While visiting the museum, there are several glassmaking demonstrations to watch. There are two hot shops within the museum: the amphitheater and the innovation hot shops. Each of them offer demonstrations roughly every hour. Be sure to check the daily schedule and arrive at the hot shop before the next demonstration! They do hit capacity for seating, especially during social distancing.
Additionally, the innovation center has a flameworking station where glassmakers demonstrate the intricate work throughout the day.
Occasionally there are special demonstrations – like when the glassmakers create a piece that was designed by one of the kids in the audience!

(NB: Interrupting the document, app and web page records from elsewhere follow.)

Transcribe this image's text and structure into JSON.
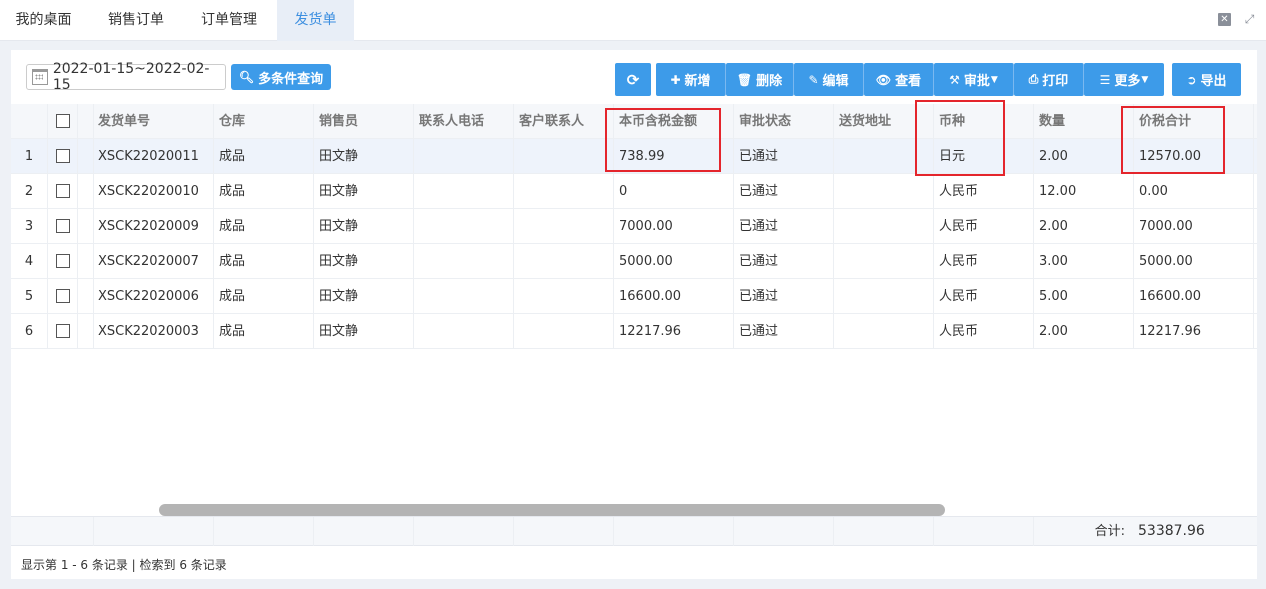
{
  "tabs": [
    "我的桌面",
    "销售订单",
    "订单管理",
    "发货单"
  ],
  "toolbar": {
    "date_range": "2022-01-15~2022-02-15",
    "query_label": "多条件查询",
    "add_label": "新增",
    "delete_label": "删除",
    "edit_label": "编辑",
    "view_label": "查看",
    "audit_label": "审批",
    "print_label": "打印",
    "more_label": "更多",
    "export_label": "导出"
  },
  "columns": [
    "发货单号",
    "仓库",
    "销售员",
    "联系人电话",
    "客户联系人",
    "本币含税金额",
    "审批状态",
    "送货地址",
    "币种",
    "数量",
    "价税合计"
  ],
  "rows": [
    {
      "no": "1",
      "code": "XSCK22020011",
      "warehouse": "成品",
      "sales": "田文静",
      "phone": "",
      "contact": "",
      "amount": "738.99",
      "status": "已通过",
      "address": "",
      "currency": "日元",
      "qty": "2.00",
      "total": "12570.00"
    },
    {
      "no": "2",
      "code": "XSCK22020010",
      "warehouse": "成品",
      "sales": "田文静",
      "phone": "",
      "contact": "",
      "amount": "0",
      "status": "已通过",
      "address": "",
      "currency": "人民币",
      "qty": "12.00",
      "total": "0.00"
    },
    {
      "no": "3",
      "code": "XSCK22020009",
      "warehouse": "成品",
      "sales": "田文静",
      "phone": "",
      "contact": "",
      "amount": "7000.00",
      "status": "已通过",
      "address": "",
      "currency": "人民币",
      "qty": "2.00",
      "total": "7000.00"
    },
    {
      "no": "4",
      "code": "XSCK22020007",
      "warehouse": "成品",
      "sales": "田文静",
      "phone": "",
      "contact": "",
      "amount": "5000.00",
      "status": "已通过",
      "address": "",
      "currency": "人民币",
      "qty": "3.00",
      "total": "5000.00"
    },
    {
      "no": "5",
      "code": "XSCK22020006",
      "warehouse": "成品",
      "sales": "田文静",
      "phone": "",
      "contact": "",
      "amount": "16600.00",
      "status": "已通过",
      "address": "",
      "currency": "人民币",
      "qty": "5.00",
      "total": "16600.00"
    },
    {
      "no": "6",
      "code": "XSCK22020003",
      "warehouse": "成品",
      "sales": "田文静",
      "phone": "",
      "contact": "",
      "amount": "12217.96",
      "status": "已通过",
      "address": "",
      "currency": "人民币",
      "qty": "2.00",
      "total": "12217.96"
    }
  ],
  "summary": {
    "label": "合计:",
    "value": "53387.96"
  },
  "status_bar": "显示第 1 - 6 条记录 | 检索到 6 条记录",
  "colors": {
    "accent": "#3d9be9",
    "highlight": "#e4252c",
    "active_tab": "#3d8fe0"
  }
}
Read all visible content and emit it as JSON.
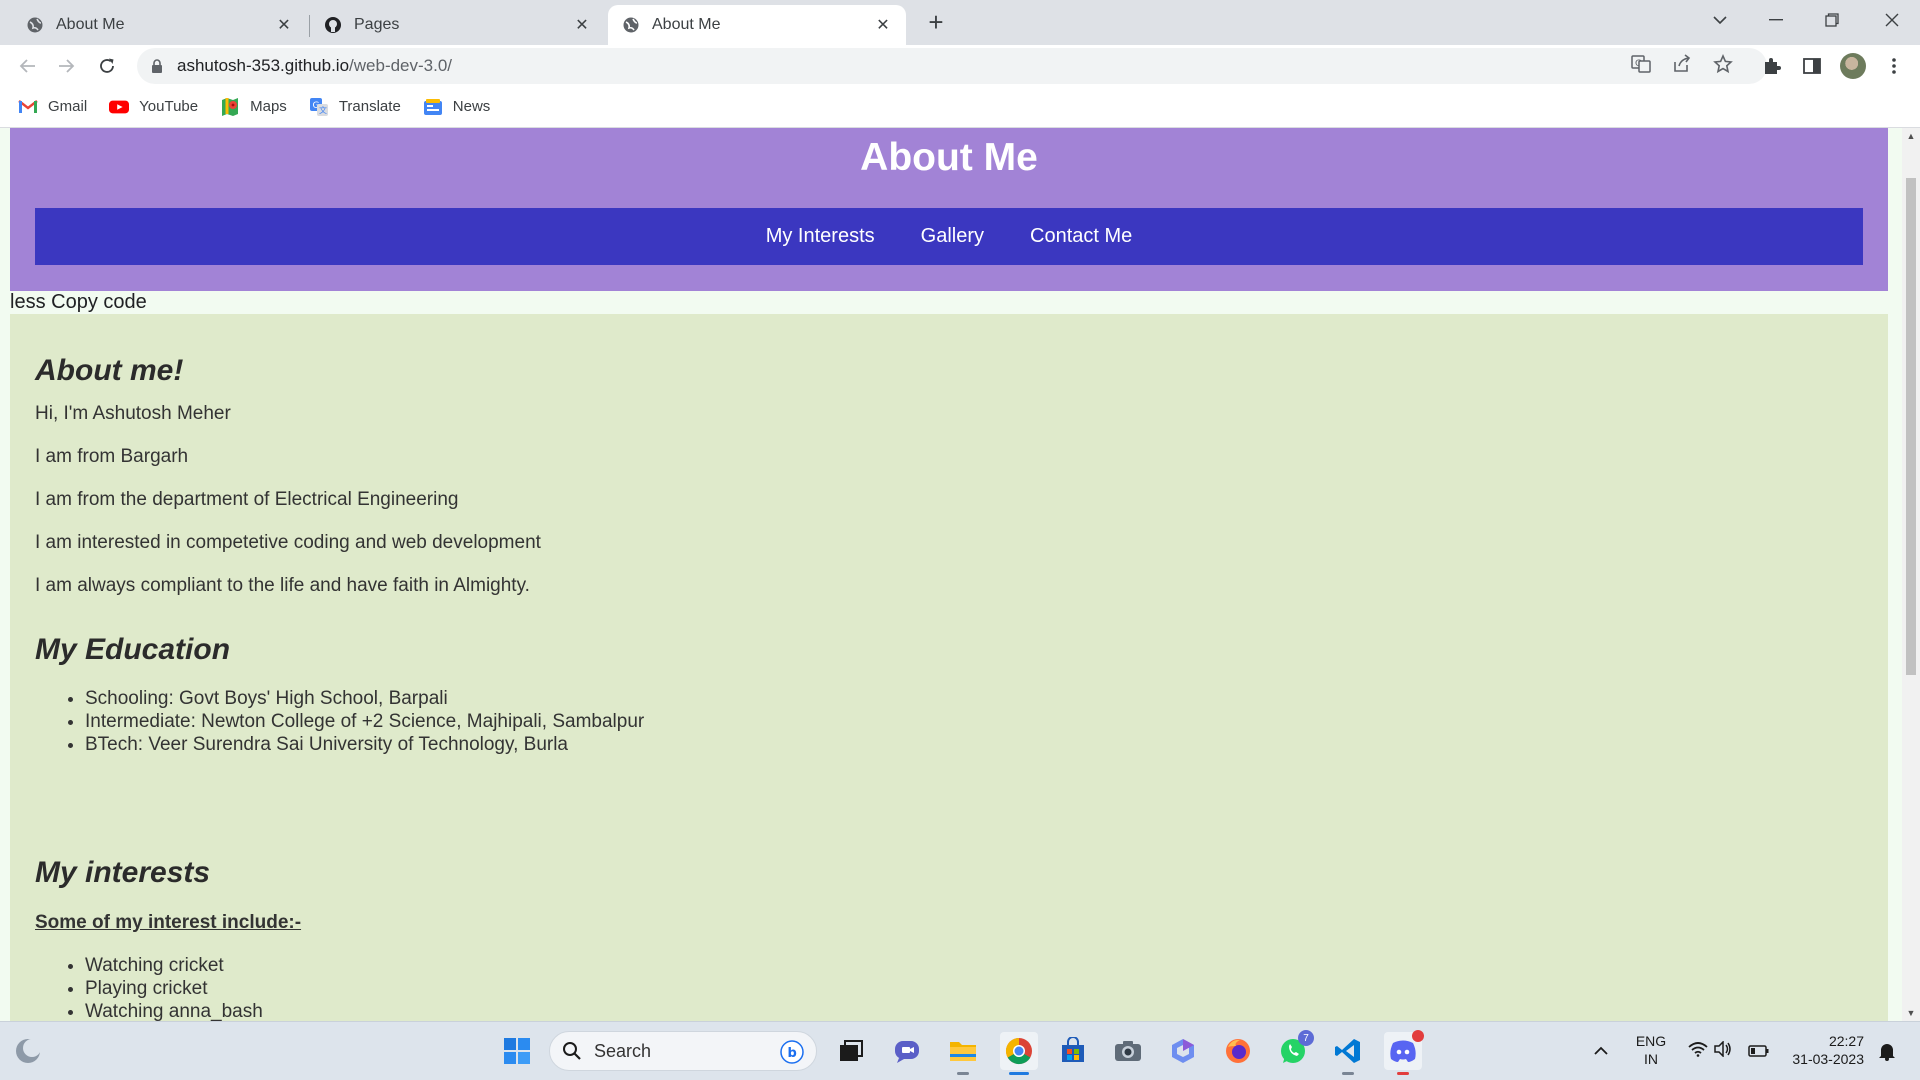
{
  "browser": {
    "tabs": [
      {
        "title": "About Me",
        "favicon": "globe-icon",
        "active": false
      },
      {
        "title": "Pages",
        "favicon": "github-icon",
        "active": false
      },
      {
        "title": "About Me",
        "favicon": "globe-icon",
        "active": true
      }
    ],
    "close_glyph": "✕",
    "new_tab_glyph": "+",
    "window_controls": {
      "list": "⌵",
      "minimize": "—",
      "restore": "❐",
      "close": "✕"
    },
    "address": {
      "host": "ashutosh-353.github.io",
      "path": "/web-dev-3.0/"
    },
    "bookmarks": [
      {
        "label": "Gmail",
        "icon": "gmail-icon"
      },
      {
        "label": "YouTube",
        "icon": "youtube-icon"
      },
      {
        "label": "Maps",
        "icon": "maps-icon"
      },
      {
        "label": "Translate",
        "icon": "translate-icon"
      },
      {
        "label": "News",
        "icon": "news-icon"
      }
    ]
  },
  "page": {
    "header_title": "About Me",
    "nav": [
      "My Interests",
      "Gallery",
      "Contact Me"
    ],
    "stray_text": "less Copy code",
    "about": {
      "heading": "About me!",
      "lines": [
        "Hi, I'm Ashutosh Meher",
        "I am from Bargarh",
        "I am from the department of Electrical Engineering",
        "I am interested in competetive coding and web development",
        "I am always compliant to the life and have faith in Almighty."
      ]
    },
    "education": {
      "heading": "My Education",
      "items": [
        "Schooling: Govt Boys' High School, Barpali",
        "Intermediate: Newton College of +2 Science, Majhipali, Sambalpur",
        "BTech: Veer Surendra Sai University of Technology, Burla"
      ]
    },
    "interests": {
      "heading": "My interests",
      "subheading": "Some of my interest include:-",
      "items": [
        "Watching cricket",
        "Playing cricket",
        "Watching anna_bash"
      ]
    },
    "colors": {
      "header_bg": "#a283d6",
      "nav_bg": "#3b37c0",
      "content_bg": "#dfeacb"
    }
  },
  "taskbar": {
    "search_placeholder": "Search",
    "whatsapp_badge": "7",
    "lang_top": "ENG",
    "lang_bottom": "IN",
    "time": "22:27",
    "date": "31-03-2023"
  }
}
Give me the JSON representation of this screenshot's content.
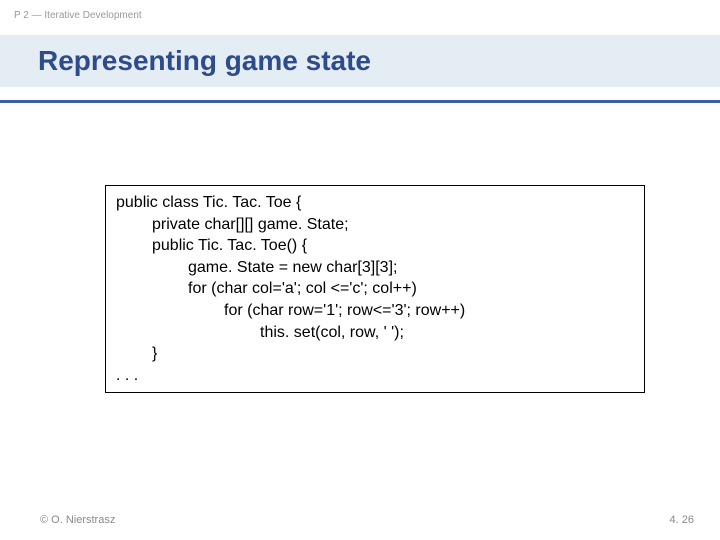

One of the best parts of the Corning Museum of Glass is that it is so interactive! Apart from the technology exhibit and glassblowing demonstrations, there is the glassmaking studio. Here guests can reserve a slot in one of several workshops that are offered: glassblowing, glass fusing, or sandblasting. All of the workshops last between 20 and 40 minutes. Reservations are recommended.
Sandblasting is the most budget-friendly workshop – and the only one where you can take your artwork home with you that day! The cost of the workshop is just $14. You can choose either a drinking glass or a glass plate. Then, cover the surface with stickers, creating whatever design you’d like. There are letters, strips, shapes of all kinds, and scissors to allow you to create your own shapes.
Once the stickers are to your liking, you’ll bring the glass or dish over to the sandblasting machine. A worker will help you place your item inside while you put your hands into the gloves. Step on the pedal to blast the sand to etch the glass! When you’ve completely blasted the surface, you’ll return to your table to remove the stickers. And voila! You have your own custom-made glass or dish to take home.
If you’re antsy to test out the glassblowing you’ve obsessed over on Blown Away, this is the workshop for you. For $33 you’ll be able to choose from a sculpture, ornament, or seasonal item. While the glassblower in the workshop will be doing most of the work, you’ll get to help out and make decisions throughout the process. Don’t worry, you’ll be up close and personal through the whole workshop! Watch the glassmaker gather glass from the furnace, add color, and shape your piece.
To start, choose which color(s) and shape you want! Because of safety precautions, guests can no longer blow directly into the pipe. Now, visitors step on a pedal to add air inside the glass bubble. Once the piece is done, the glassblower will put it in the annealer to cool slowly overnight. You’ll need to return the next day to be pick it up, or pay to have it shipped to you.
Shout out to glassmaker Irene who helped my husband and I create our pieces! She was super friendly and answered all our questions during our visit to the studio.
If you’re looking to try out a different technique, consider the fusing workshops. For $23 – $33, visitors over the age of 4 can use small pieces of colored glass to create a variety of objects. Choose from a frame, clock, sun catcher, nightlight, and more! Like the blown glass sculptures, the fused glass pieces will need to be put into the kiln overnight. That means you will need to return to pick up for work or pay to have it shipped to you.
Typically, flame working workshops are also offered to guests. Flamework lets you create more intricate work, so you can chose to make a pendant or a bead. Unfortunately, due to health and safety protocols for the pandemic, flame working workshops are currently unavailable.
Leave time for the gift shop!
I know, I know. Some people could do without museum gift shops. Not me! But seriously, the Corning glass gift shop is incredible. It’s a shop meets a gallery. There are items for everybody – all interests, ages, budgets… Definitely check out the Corelle shop too. It is the BEST place to stock up on your dishes and bakeware – at a discount!
The Corning Museum of Glass is a must for any bucket list
There is so much to do and see at the Corning Museum of Glass – you’d be surprised! So plan your trip to Corning and visit for yourself. Then binge Blown Away to get excited about your upcoming trip.
Have you visited Corning? Tell me your favorite part in the comments! Better yet, let me know who your favorite Blown Away contestant was.